Wednesday, January 24, 2007

Vista's legal woes

(via Colin Miller. This post is best enjoyed while listening to either Iron Maiden's "The Number of The Beast", or R.E.M.'s "The End of The World As We Know It") .

Windows Vista is nearly upon us. Woe unto us, et cetera, et cetera. The Internet is abuzz with stories of people waiting for Vista with either nervous anticipation or disgruntled disgust. There are those who do not care, but their opinions rarely count, do they? Anyway, whether you're in the camp of those who will be queuing for a copy of the software, or you will be protesting with placards outside of your local PC World store, you will be aware of some of the issues debated.

The first concern with Vista is the re-vamped technological protection measures designed to seek and destroy objectionable materials in the computer, and which will even disable high-quality payback for unlicensed materials. The less publicised problem is that present in Microsoft's new EULA. I have finally managed to read it, and what a read it has proved to be!

There are two particular parts that I find troubling and highly problematic. The first relates to the removal of unwanted software:

"If turned on, Windows Defender will search your computer for “spyware,” “adware” and other potentially unwanted software. If it finds potentially unwanted software, the software will ask you if you want to ignore, disable (quarantine) or remove it. Any potentially unwanted software rated “high” or “severe,” will automatically be removed after scanning unless you change the default setting. Removing or disabling potentially unwanted software may result in
· other software on your computer ceasing to work, or
· your breaching a license to use other software on your computer.
By using this software, it is possible that you will also remove or disable software that is not potentially unwanted software."
This is problematic because it does not define spyware, and because apparently it allows Microsoft to define that which it considers to be at high and severe risk. While it does state what are the potential results of this system, it does not excuse it. It is the equivalent of me stating in a licence "this may result in the removal of your arm."

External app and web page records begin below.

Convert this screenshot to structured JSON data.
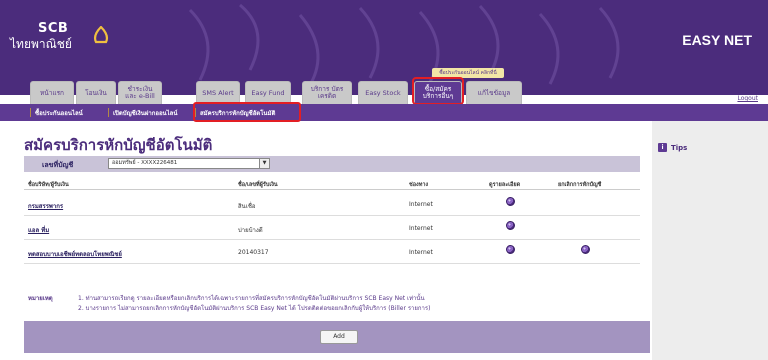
{
  "header": {
    "logo_text": "SCB",
    "logo_thai": "ไทยพาณิชย์",
    "brand": "EASY NET"
  },
  "nav": {
    "promo": "ซื้อประกันออนไลน์ คลิกที่นี่",
    "tabs": [
      {
        "label": "หน้าแรก"
      },
      {
        "label": "โอนเงิน"
      },
      {
        "label": "ชำระเงิน และ e-Bill"
      },
      {
        "label": "SMS Alert"
      },
      {
        "label": "Easy Fund"
      },
      {
        "label": "บริการ บัตรเครดิต"
      },
      {
        "label": "Easy Stock"
      },
      {
        "label": "ซื้อ/สมัคร บริการอื่นๆ"
      },
      {
        "label": "แก้ไขข้อมูล"
      }
    ],
    "logout": "Logout"
  },
  "subnav": {
    "items": [
      {
        "label": "ซื้อประกันออนไลน์"
      },
      {
        "label": "เปิดบัญชีเงินฝากออนไลน์"
      },
      {
        "label": "สมัครบริการหักบัญชีอัตโนมัติ"
      }
    ]
  },
  "main": {
    "title": "สมัครบริการหักบัญชีอัตโนมัติ",
    "account_label": "เลขที่บัญชี",
    "account_value": "ออมทรัพย์ - XXXX226481",
    "columns": [
      "ชื่อบริษัท/ผู้รับเงิน",
      "ชื่อ/เลขที่ผู้รับเงิน",
      "ช่องทาง",
      "ดูรายละเอียด",
      "ยกเลิกการหักบัญชี"
    ],
    "rows": [
      {
        "company": "กรมสรรพากร",
        "ref": "สินเชื่อ",
        "channel": "Internet",
        "view": true,
        "cancel": false
      },
      {
        "company": "แอล ที่ม",
        "ref": "บ่ายบ้างดี",
        "channel": "Internet",
        "view": true,
        "cancel": false
      },
      {
        "company": "ทดสอบบาบเอชีพย์ทดลอบโทยพณิชย์",
        "ref": "20140317",
        "channel": "Internet",
        "view": true,
        "cancel": true
      }
    ],
    "notes_label": "หมายเหตุ",
    "note1": "1.   ท่านสามารถเรียกดู รายละเอียดหรือยกเลิกบริการได้เฉพาะรายการที่สมัครบริการหักบัญชีอัตโนมัติผ่านบริการ SCB Easy Net เท่านั้น",
    "note2": "2.   บางรายการ ไม่สามารถยกเลิกการหักบัญชีอัตโนมัติผ่านบริการ SCB Easy Net ได้ โปรดติดต่อขอยกเลิกกับผู้ให้บริการ (Biller รายการ)",
    "add_button": "Add"
  },
  "sidebar": {
    "tips": "Tips"
  },
  "colors": {
    "brand_purple": "#4b2c7c",
    "tab_active": "#5e3a93",
    "highlight_red": "#e31e24"
  }
}
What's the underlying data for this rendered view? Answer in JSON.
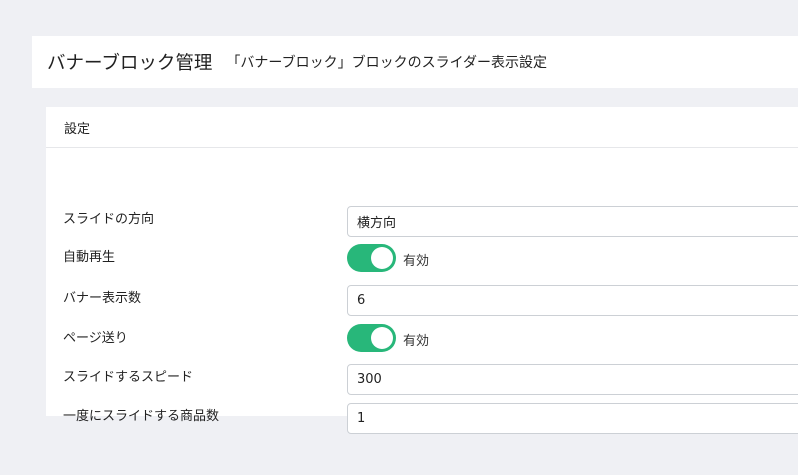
{
  "header": {
    "title": "バナーブロック管理",
    "subtitle": "「バナーブロック」ブロックのスライダー表示設定"
  },
  "card": {
    "title": "設定"
  },
  "settings": {
    "direction": {
      "label": "スライドの方向",
      "value": "横方向"
    },
    "autoplay": {
      "label": "自動再生",
      "toggle_label": "有効",
      "enabled": true
    },
    "banner_count": {
      "label": "バナー表示数",
      "value": "6"
    },
    "pagination": {
      "label": "ページ送り",
      "toggle_label": "有効",
      "enabled": true
    },
    "speed": {
      "label": "スライドするスピード",
      "value": "300"
    },
    "items_per_slide": {
      "label": "一度にスライドする商品数",
      "value": "1"
    }
  },
  "colors": {
    "toggle_on": "#28b77a",
    "background": "#eff0f4",
    "panel": "#ffffff"
  }
}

The second worrying section relates to hardware upgrade. This reads:
"You may uninstall the software and install it on another device for your use. You may not do so to share this license between devices.
(...)The first user of the software may reassign the license to another device one time, but only if the license terms of the software you upgraded from allows reassignment."
Some people have commented that this could very well mean that the possibilities for installing hardware upgrades would be seriously limited, particularly because another section in the licence states how many devices can "access the software installed on the licensed device to use File Services, Print Services, Internet Information Services and Internet Connection Sharing and Telephony Services". This allows 5 devices in Vista Home Basic, and 10 devices in Vista Home Premium and Vista Ultimate. The practicalities of this is that you will be able to make from five to ten changes in your computer, and after those changes, the licence will be deactivated. If you think that ten devices are a lot, this would in theory include USB drives, iPods, PnP wireless devices, routers, cameras, etc. If Microsoft follows the letter of the licence, the computer will easily become a dud.

Microsoft have stated that this is unlikely, and that the software will not act in the way the licence implies and it will allow minor hardware modifications. On the other hand, some fear that this is a slippery slope, and nothing stops Microsoft from changing their mind.

I tend to be less worried about the letter of the EULA than other people, mostly because in Europe the licence must be read in conjunction with consumer protection for non-individually drafted contracts. If a consumer is party to a form contract with a large retailer or service provider, the clauses contained must provide an adequate balance between the parties. If one clause is deemed abusive by skewing the balance, then the clause can be struck down from the agreement.

However, if you are outside of the European Economic Area, you're on your own. May we suggest Linux?

1 comment:

Jordan said...

Is still think they should have stuck with naming it 'Longhorn'...